Miami Beach pushes to invigorate Washington Avenue

Plan includes raising height limits, adding parklets to promote outdoor eating

TRD MIAMI /
May.May 28, 2015 03:45 PM

The Miami Beach Land Use and Development Committee gave approval on Wednesday to a series of wide proposals designed to breathe new life into Washington Avenue — a street that has lagged far behind it’s more famous neighbors like Lincoln Road, Collins Avenue and Ocean Drive in attracting quality retail, restaurant and hotel development.

The proposals, which will be forwarded to the Miami Beach Planning Board for its June 23rd meeting, include raising height limits for buildings on Washington Avenue from 50 feet to 55 feet, widening sidewalks, adding bike lanes and even closing down one lane of traffic along much of the avenue to allow parklets — parking spaces converted to temporary patios for outdoor dining.

The proposals come out of the so-called Mayor’s Blue Ribbon Panel for Washington Avenue, chaired by former commissioner Saul Gross, president of Streamline Properties, and a longtime business owner on Washington Avenue.
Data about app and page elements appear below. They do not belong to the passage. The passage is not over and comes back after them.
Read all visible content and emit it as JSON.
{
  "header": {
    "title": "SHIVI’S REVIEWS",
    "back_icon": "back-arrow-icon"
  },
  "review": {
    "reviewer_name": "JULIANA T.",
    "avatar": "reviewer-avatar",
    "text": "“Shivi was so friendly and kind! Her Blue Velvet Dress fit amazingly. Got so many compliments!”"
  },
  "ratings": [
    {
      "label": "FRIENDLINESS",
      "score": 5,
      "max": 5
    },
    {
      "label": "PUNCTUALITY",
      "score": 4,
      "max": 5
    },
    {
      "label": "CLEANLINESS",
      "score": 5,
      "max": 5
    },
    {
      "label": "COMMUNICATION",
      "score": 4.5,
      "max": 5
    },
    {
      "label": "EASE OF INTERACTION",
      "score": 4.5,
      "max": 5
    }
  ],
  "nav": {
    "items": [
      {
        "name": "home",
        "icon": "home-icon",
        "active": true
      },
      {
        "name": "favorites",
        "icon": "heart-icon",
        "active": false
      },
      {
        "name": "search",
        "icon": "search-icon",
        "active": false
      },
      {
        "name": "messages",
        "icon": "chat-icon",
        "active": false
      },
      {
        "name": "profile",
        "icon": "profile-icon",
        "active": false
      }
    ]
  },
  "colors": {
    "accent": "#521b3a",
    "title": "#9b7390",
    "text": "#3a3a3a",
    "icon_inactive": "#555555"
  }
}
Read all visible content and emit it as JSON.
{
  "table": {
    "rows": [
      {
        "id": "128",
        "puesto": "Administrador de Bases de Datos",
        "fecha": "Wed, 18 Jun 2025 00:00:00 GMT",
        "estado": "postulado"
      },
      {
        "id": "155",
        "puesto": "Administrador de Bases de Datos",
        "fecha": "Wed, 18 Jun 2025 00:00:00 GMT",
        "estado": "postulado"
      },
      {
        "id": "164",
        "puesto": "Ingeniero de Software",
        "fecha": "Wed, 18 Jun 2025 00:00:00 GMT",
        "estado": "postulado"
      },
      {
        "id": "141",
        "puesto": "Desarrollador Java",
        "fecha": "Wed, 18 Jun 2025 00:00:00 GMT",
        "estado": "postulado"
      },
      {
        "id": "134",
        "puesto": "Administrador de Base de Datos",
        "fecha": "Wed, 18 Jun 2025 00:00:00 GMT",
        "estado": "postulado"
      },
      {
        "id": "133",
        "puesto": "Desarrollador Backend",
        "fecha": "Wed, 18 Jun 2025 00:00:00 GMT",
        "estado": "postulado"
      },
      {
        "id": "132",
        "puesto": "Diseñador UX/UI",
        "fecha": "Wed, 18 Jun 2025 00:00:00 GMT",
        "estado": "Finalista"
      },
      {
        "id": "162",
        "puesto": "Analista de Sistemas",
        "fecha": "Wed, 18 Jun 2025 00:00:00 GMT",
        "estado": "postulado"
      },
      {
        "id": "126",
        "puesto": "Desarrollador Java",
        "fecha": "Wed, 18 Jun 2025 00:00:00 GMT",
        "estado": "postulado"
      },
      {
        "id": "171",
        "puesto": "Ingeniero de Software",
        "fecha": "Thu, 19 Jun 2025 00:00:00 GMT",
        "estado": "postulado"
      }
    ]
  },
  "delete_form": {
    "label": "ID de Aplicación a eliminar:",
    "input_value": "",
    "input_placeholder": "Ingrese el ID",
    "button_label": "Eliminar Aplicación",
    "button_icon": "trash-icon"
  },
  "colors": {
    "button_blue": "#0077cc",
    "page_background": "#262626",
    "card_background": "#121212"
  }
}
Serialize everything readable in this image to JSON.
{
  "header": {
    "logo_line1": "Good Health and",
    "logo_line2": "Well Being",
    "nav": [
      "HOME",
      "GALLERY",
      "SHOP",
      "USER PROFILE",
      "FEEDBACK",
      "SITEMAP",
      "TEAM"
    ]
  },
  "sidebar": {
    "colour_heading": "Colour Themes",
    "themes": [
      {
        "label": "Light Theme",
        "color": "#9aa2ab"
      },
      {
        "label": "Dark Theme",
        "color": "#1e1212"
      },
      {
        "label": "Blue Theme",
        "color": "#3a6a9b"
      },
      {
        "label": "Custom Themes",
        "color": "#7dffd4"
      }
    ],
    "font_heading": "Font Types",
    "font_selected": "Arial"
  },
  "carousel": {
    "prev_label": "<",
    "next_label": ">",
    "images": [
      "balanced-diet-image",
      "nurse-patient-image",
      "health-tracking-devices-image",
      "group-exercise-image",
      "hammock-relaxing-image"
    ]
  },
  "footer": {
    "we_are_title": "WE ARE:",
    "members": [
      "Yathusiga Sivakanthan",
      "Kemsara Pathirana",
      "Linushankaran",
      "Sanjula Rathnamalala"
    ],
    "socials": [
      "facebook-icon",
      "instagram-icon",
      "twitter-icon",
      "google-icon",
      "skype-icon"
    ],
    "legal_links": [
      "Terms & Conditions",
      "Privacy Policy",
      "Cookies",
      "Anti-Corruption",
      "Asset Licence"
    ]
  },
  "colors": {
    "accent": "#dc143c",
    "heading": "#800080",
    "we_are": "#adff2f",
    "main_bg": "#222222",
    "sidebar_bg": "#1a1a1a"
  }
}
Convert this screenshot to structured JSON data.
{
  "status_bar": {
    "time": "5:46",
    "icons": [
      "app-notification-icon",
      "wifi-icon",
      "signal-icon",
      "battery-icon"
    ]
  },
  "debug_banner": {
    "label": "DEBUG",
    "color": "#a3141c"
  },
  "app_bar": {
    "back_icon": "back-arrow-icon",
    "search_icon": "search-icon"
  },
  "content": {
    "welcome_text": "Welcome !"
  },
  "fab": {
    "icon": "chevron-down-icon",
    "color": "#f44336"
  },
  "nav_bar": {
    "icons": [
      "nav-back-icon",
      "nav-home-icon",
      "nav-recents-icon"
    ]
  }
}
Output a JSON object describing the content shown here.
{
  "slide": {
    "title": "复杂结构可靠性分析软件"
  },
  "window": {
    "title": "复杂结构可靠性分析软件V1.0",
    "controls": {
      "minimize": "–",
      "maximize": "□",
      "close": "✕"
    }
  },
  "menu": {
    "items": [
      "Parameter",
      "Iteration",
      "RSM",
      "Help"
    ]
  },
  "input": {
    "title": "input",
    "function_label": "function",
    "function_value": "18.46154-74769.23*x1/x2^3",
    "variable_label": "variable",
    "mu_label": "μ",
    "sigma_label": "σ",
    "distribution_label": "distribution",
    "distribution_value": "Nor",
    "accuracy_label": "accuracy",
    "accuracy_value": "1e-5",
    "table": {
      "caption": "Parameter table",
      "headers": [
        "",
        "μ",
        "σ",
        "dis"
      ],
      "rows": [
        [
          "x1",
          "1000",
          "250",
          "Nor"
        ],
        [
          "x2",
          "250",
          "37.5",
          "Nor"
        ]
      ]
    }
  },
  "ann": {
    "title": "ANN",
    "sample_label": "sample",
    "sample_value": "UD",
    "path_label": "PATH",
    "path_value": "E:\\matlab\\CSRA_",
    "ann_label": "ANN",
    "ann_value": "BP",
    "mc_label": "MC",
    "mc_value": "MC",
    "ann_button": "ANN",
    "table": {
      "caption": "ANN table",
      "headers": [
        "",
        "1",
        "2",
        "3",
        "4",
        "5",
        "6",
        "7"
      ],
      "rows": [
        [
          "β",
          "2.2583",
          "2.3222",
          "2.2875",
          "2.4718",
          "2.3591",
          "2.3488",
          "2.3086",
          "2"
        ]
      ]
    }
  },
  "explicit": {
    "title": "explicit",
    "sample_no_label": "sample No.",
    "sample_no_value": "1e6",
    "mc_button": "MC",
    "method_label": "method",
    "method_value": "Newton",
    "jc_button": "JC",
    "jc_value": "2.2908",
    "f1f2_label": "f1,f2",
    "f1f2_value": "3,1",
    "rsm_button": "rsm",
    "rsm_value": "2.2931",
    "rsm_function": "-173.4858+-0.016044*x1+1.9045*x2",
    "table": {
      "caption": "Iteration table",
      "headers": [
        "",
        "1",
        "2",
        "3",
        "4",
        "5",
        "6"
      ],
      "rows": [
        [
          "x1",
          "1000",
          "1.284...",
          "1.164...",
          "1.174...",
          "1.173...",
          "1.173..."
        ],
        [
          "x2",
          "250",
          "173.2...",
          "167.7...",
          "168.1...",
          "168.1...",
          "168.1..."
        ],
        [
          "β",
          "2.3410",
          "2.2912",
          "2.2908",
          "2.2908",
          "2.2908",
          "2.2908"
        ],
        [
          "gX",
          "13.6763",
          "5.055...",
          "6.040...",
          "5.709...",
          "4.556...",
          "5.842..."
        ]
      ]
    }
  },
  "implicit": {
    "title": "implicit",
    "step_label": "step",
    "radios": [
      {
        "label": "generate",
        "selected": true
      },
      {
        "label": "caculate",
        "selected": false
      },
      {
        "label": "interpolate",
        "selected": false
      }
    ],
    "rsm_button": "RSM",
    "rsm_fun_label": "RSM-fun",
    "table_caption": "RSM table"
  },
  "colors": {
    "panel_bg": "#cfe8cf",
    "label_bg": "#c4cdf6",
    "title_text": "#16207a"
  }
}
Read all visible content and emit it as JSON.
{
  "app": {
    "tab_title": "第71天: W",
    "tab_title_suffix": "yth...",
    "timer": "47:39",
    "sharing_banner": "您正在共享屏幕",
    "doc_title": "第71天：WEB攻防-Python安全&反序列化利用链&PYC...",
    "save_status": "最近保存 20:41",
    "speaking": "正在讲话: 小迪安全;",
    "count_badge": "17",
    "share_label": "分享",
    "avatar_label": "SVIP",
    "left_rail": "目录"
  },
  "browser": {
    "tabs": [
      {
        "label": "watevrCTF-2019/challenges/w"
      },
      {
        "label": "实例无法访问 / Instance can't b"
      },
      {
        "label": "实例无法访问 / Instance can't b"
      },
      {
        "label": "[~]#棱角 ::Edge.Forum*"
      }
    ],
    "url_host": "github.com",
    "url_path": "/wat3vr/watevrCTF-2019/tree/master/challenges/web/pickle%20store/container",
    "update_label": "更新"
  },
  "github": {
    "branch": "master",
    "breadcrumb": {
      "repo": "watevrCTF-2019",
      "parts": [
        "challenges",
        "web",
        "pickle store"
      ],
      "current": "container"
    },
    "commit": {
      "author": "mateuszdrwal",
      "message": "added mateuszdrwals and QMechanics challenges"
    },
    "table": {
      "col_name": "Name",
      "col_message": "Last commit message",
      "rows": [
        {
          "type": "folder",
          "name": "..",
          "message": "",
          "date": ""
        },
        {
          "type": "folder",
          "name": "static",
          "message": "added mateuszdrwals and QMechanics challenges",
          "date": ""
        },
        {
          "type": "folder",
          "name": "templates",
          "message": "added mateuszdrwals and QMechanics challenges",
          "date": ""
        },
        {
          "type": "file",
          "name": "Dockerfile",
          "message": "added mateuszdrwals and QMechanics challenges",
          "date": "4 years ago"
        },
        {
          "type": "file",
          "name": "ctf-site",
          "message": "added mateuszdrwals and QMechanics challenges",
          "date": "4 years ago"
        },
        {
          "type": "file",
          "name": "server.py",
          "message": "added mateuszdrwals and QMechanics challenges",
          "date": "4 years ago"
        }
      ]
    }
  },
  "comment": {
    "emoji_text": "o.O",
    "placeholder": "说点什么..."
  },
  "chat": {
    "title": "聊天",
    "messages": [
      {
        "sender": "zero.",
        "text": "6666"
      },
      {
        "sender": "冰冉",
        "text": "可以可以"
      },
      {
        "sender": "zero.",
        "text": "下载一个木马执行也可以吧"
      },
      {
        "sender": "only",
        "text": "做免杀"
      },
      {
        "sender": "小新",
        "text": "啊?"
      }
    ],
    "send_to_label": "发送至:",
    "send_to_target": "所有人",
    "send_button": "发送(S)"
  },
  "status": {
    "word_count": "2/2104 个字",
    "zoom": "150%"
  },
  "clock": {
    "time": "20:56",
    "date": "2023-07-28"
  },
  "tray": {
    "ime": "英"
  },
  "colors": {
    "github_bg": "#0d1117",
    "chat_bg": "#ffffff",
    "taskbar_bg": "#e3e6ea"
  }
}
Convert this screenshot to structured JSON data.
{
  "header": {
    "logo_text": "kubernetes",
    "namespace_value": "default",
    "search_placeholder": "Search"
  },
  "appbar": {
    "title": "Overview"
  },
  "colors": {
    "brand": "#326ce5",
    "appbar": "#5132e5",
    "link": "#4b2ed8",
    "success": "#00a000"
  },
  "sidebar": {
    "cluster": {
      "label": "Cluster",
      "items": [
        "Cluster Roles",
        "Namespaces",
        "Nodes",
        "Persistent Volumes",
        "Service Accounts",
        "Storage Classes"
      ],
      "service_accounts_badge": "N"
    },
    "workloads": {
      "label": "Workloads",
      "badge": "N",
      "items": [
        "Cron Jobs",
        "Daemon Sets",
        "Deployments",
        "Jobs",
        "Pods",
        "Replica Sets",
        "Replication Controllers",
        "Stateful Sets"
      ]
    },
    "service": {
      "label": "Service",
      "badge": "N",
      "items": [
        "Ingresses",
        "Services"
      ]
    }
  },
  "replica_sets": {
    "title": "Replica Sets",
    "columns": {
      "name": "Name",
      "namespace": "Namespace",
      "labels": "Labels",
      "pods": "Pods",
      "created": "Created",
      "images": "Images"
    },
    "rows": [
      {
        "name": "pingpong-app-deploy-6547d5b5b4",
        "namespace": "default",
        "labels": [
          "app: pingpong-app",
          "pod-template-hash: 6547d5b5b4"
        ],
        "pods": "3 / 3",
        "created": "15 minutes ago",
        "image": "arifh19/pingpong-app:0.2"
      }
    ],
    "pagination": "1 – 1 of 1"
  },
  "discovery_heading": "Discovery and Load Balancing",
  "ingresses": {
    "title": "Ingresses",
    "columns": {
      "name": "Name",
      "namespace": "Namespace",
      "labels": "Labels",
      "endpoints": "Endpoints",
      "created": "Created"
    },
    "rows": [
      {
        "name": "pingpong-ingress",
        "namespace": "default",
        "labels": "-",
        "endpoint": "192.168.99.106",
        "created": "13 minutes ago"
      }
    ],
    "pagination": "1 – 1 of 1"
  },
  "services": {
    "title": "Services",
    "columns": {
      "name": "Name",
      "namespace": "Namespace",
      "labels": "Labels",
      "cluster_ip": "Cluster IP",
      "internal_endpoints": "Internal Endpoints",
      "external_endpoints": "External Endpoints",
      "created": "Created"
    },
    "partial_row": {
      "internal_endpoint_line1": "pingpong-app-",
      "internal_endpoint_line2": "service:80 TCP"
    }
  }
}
Gross says no real capital improvements are required to make the changes, and they should help businesses whose rents have skyrocketed recently.

“We think there is an opportunity to rent to restaurants that are being priced off Lincoln Road, and we want to make Washington Avenue attractive to them,” said Gross. He says outdoor spaces drive the success of restaurants on Miami Beach and the proposed parklets will be “a positive game changer that will change people’s perception of what is going on, on Washington Avenue, very quickly.”

Gross is also proposing a five-year waiver of hotel and parking impact fees which he says adversely affect the types of small businesses and hotels needed to revitalize Washington Avenue. And he says he supports a slight reduction in retail parking requirements.

Preservationists largely support the measures, but have expressed concerns about a proposal to build a 75-foot high parking garage on the corner of Drexel Avenue and 13th Street. The new proposals would allow a 75-foot height limit for some buildings, but only for those that occupy lots larger than 200 feet, and any such building would be required to include a 40-foot setback to minimize any street impact.


Related Articles

arrow_forward_ios
4424 North Bay Road, Karen Stauber (right) and Neil and Jennifer Sazant (Credit: Getty Images)

Waterfront lot on North Bay Road sells for $7M

Michael Comras and 1500 Washington Avenue (Credit: Google Maps)

Comras looks to sell Five Guys property on Washington Ave

Jeffrey Dagowitz, Ophir Sternberg and 100 21st Street (Credit: Getty Images, Google Maps)

Lionheart and Jeffrey Dagowitz sell Seagull Hotel Miami Beach for $120M

Multiplan launches sales of boutique luxury condo project on Ocean Drive

Multiplan launches sales of boutique luxury condo project on Ocean Drive

Continuum South Beach unit 606 and Dan Buettner (Credit: Douglas Elliman)

Is it the water? Longevity expert buys Continuum South Beach condo

Moshe Popack and his Flamingo Drive home

Private equity firm exec sells Miami Beach mansion to Moshe Popack

Rendering of hotel addition at Sterling Building (Credit: Kobi Karp Architecture & Interior Design)

Sterling Building on Lincoln Road scores hotel approval

From left: Jill Hertzberg and 1633 North View Drive, and Dr. Arthur Agatston and Sari Agatston (Credit: Getty Images)

South Beach Diet founder sheds Sunset Island home

arrow_forward_ios
Loading...